Collection entries:
○ ○ ○ ○
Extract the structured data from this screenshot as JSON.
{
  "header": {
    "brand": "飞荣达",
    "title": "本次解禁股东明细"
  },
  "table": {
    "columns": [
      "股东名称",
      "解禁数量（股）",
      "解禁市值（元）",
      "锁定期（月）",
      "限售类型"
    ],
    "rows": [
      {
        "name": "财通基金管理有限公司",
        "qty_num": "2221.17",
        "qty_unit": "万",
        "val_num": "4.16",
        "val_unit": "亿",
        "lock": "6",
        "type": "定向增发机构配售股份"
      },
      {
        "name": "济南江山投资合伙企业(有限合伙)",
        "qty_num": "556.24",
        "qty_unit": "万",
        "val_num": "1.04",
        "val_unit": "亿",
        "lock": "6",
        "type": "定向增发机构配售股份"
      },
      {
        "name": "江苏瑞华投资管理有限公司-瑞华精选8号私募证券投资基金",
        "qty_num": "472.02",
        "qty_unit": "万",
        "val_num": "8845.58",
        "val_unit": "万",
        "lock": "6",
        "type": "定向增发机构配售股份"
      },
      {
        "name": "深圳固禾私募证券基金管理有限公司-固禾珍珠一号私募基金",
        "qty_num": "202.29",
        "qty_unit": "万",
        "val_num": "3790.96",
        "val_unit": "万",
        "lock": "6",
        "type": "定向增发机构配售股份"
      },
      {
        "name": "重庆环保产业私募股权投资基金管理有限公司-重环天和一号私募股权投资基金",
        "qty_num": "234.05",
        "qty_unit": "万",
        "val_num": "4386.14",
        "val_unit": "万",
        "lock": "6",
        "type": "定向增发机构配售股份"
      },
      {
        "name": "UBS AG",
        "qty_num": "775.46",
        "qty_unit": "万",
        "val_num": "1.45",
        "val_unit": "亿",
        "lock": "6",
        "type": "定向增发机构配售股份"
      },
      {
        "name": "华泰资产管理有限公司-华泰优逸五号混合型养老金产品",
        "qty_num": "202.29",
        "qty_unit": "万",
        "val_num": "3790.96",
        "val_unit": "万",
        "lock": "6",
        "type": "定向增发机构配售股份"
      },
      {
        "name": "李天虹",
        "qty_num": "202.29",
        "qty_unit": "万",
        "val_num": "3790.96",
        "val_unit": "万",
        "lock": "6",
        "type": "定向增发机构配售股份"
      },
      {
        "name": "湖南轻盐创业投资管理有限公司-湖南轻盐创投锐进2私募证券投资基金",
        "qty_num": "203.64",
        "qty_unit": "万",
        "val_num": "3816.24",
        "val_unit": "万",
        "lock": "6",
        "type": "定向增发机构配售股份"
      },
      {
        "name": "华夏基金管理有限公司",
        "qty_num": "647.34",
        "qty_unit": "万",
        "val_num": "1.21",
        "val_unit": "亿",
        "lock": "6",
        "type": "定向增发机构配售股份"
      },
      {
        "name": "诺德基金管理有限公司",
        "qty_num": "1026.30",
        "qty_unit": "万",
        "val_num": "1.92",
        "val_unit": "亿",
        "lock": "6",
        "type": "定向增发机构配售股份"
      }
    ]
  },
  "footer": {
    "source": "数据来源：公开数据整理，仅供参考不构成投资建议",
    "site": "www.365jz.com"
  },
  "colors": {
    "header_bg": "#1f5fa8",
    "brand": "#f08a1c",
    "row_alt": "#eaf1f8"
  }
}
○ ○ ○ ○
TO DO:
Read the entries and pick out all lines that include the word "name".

REPLY:
        "name": "财通基金管理有限公司",
        "name": "济南江山投资合伙企业(有限合伙)",
        "name": "江苏瑞华投资管理有限公司-瑞华精选8号私募证券投资基金",
        "name": "深圳固禾私募证券基金管理有限公司-固禾珍珠一号私募基金",
        "name": "重庆环保产业私募股权投资基金管理有限公司-重环天和一号私募股权投资基金",
        "name": "UBS AG",
        "name": "华泰资产管理有限公司-华泰优逸五号混合型养老金产品",
        "name": "李天虹",
        "name": "湖南轻盐创业投资管理有限公司-湖南轻盐创投锐进2私募证券投资基金",
        "name": "华夏基金管理有限公司",
        "name": "诺德基金管理有限公司",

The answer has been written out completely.